Dear readers, you might remember from a previous blog that I don’t enjoy going to or participating in yard sales. Traipsing through someone’s collection of used tools, ancient cassettes, old Christmas ornaments, and dozens of frayed wicker baskets is not my idea of fun. Perhaps if I were a collector of things, I’d froth at the mouth when given the opportunity to discover a Tiny Tears doll or a stack of weathered National Geographic magazines. But I’m not a collector, I never played with dolls, and the old Nat. Geo. mags feature articles about countries that no longer exist. Consequently, it’s very easy for me to drive past a yard sale and keep my foot on the accelerator.
What wasn’t so easy was pretending I didn’t read our neighbor’s email… the one that invited us to join the rest of the families on our block who’d agreed that having a neighborhood yard sale the second Saturday in October was a spectacular idea.
While my spouse, Vivian, yelled, “Yes,” and immediately raced to the basement in search of merchandise, reluctantly I dragged myself down the stairs and collected boxes we could fill with objects we haven’t used since the end of the last century. For one shining moment I was buoyed by the expectation of lightening our load of things, things, and more things. But just when I thought we’d cleared a few inches of shelf space, the hammer struck.
“No! We can’t sell that! You never know when it will come in handy!” Viv shrieked.
I shrugged an “oh well,” and wondered how we’d be able to use a can of dried paint.
By later that day I knew I was knee-deep into this yard sale project. And I do mean knee-deep. Hours of lugging stuff up from the basement had my knees begging for mercy. My back joined the pain-party after we carried an old door from the backyard shed to the driveway. The resurrected door had a second life. It would serve as a table to display a few of our “finer” offerings.
Yard sale Saturday began cold but sunny. The early birds arrived before we could finish setting up our wares. Too bad they’d miss an opportunity to purchase the one-person sized slide viewer, or the four mechanical can openers, or the heavy-ass glass ash trays that were made to hold the ashes of an entire pack of cigarettes plus a few cigars.
An older gentleman meandered down the driveway and stopped to look at a dangle bracelet we were selling.
“Is this real gold?” he asked.
“Sure.” I said.
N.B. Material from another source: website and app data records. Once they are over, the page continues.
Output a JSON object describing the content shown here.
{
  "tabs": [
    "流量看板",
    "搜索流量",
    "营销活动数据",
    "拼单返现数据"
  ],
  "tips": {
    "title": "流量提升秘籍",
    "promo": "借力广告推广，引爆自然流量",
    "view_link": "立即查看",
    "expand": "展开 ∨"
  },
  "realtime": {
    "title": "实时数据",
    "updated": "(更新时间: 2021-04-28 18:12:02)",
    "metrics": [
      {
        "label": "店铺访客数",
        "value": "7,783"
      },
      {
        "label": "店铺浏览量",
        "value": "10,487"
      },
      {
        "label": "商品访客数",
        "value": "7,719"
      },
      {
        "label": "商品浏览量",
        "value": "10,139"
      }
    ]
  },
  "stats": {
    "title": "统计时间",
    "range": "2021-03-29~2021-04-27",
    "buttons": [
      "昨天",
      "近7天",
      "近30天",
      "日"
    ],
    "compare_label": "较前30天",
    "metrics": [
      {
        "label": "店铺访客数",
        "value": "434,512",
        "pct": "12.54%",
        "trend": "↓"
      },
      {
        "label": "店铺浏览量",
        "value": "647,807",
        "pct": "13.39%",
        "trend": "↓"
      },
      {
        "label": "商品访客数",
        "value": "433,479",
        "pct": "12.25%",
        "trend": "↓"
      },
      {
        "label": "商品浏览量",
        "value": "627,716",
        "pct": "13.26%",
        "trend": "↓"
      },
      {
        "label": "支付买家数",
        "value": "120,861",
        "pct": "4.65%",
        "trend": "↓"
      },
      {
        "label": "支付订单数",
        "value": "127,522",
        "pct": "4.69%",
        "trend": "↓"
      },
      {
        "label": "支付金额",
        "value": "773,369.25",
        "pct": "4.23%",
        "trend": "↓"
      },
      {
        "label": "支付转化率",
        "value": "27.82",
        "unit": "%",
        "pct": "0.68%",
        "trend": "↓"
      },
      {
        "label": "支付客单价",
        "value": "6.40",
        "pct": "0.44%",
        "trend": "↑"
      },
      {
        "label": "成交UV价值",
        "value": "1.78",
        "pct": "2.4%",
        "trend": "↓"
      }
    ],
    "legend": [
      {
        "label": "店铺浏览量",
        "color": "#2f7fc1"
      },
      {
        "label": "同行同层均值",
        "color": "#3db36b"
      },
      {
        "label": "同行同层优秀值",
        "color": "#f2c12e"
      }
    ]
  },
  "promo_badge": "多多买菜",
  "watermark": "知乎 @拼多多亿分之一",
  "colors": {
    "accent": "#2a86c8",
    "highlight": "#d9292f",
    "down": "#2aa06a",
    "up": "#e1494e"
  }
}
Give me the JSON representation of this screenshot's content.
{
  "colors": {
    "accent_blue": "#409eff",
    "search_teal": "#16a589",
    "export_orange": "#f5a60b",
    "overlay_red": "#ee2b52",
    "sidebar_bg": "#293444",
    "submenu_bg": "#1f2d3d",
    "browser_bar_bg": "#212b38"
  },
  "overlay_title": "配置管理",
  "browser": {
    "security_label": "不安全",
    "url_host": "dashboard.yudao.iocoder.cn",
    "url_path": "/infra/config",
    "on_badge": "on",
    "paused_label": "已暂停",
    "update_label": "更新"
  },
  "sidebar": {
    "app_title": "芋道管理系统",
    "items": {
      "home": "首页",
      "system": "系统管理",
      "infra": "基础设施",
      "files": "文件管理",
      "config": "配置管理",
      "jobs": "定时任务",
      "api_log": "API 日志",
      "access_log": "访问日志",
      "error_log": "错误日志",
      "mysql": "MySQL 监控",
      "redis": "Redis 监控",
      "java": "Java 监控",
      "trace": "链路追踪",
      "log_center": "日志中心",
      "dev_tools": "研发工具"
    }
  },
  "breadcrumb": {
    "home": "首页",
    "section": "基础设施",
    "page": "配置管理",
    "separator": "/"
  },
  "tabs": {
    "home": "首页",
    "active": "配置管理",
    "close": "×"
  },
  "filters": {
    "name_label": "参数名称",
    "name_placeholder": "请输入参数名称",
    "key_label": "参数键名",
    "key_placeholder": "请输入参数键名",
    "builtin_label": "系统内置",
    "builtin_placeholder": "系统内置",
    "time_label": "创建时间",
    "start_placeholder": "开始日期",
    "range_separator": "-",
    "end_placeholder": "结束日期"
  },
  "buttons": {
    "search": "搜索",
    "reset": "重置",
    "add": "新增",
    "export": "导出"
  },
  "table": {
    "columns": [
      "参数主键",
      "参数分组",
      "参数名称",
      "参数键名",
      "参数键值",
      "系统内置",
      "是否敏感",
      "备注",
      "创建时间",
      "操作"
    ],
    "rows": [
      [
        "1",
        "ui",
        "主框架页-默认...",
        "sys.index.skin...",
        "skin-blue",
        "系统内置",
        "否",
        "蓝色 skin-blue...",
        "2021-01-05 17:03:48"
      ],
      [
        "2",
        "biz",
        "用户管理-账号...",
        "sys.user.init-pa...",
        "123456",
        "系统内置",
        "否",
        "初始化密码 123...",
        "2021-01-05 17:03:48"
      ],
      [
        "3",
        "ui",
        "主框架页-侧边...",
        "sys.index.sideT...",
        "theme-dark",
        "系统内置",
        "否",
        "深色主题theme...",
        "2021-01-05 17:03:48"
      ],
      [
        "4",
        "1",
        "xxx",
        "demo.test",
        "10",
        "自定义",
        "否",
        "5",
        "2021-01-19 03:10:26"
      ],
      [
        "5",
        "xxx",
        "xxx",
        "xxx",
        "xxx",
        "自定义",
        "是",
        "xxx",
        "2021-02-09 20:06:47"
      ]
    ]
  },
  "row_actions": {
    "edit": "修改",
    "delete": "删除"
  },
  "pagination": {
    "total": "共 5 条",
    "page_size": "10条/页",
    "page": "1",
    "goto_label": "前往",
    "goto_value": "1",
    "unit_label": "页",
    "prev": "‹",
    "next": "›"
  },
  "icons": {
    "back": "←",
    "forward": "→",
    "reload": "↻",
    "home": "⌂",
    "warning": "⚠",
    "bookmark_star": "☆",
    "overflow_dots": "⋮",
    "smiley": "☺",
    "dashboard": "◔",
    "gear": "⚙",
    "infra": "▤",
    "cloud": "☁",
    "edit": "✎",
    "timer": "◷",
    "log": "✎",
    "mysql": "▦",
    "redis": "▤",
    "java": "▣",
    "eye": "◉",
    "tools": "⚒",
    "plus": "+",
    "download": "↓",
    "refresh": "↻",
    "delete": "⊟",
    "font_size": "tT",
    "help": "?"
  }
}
Obviously, the sarcasm in my voice eluded him.
“How much you want for it?”
“Two dollars and it’s yours.” I wasn’t carrying that bracelet back into the house. In fact, I was not going to carry anything back into the house.
Watching our neighbor and her husband conduct their sales was like seeing ourselves in a mirror. Viv and neighbor B. were twin whirling dervishes. They greeted each shopper with a staccato “good morning” that could shatter the glass in the mirrors we we’re trying to unload. B.’s husband, T., and I were of the same mind. We agreed early on to slash all the prices during a spontaneous “attention-Kmart shoppers” kind of announcement. By noon we’d planned to have several giveaways.
In advance of the early afternoon closing time, I began repacking boxes and putting them in my car. There final destination was a Goodwill Donation Center not far from us.
Another neighborhood yard sale has come and gone. In its wake are four take-aways.
- This year no one asked us if we had any guns to sell. Yay! Or maybe the gun buyers have bought their allotment.
- Before the opening bell, I heard footsteps in the driveway. They belonged to our favorite first-grader, E. “Can I help you and Ms. Viv with anything?” Her offer of help was the sweetest gift.
- One of the second-grader triplets who live next door to us insisted upon paying a quarter for a lanyard she knew her grandmother would love. She refused to accept a freebie. Thankfully, I was able to issue a full refund (secretly) to her grandfather later that day.
- Every customer who approached our bargain merchandise smiled at us and shared a pleasant thought. That’s saying something in today’s fractious environment. Once upon a time civility was taken for granted. Today, it’s an unexpected joy.
© Renée Bess, 2022
Renée Bess writes fiction, poetry, and creative non-fiction. Her most recent book, Between a Rock and a Soft Place, as well as her six previous books, can be purchased or ordered from: http://www.bellabooks.com, http://www.amazon.com, http://www.barnesandnoble.com, and http://www.kobobooks.com. For more information, please visit her website, http://www.reneebess.com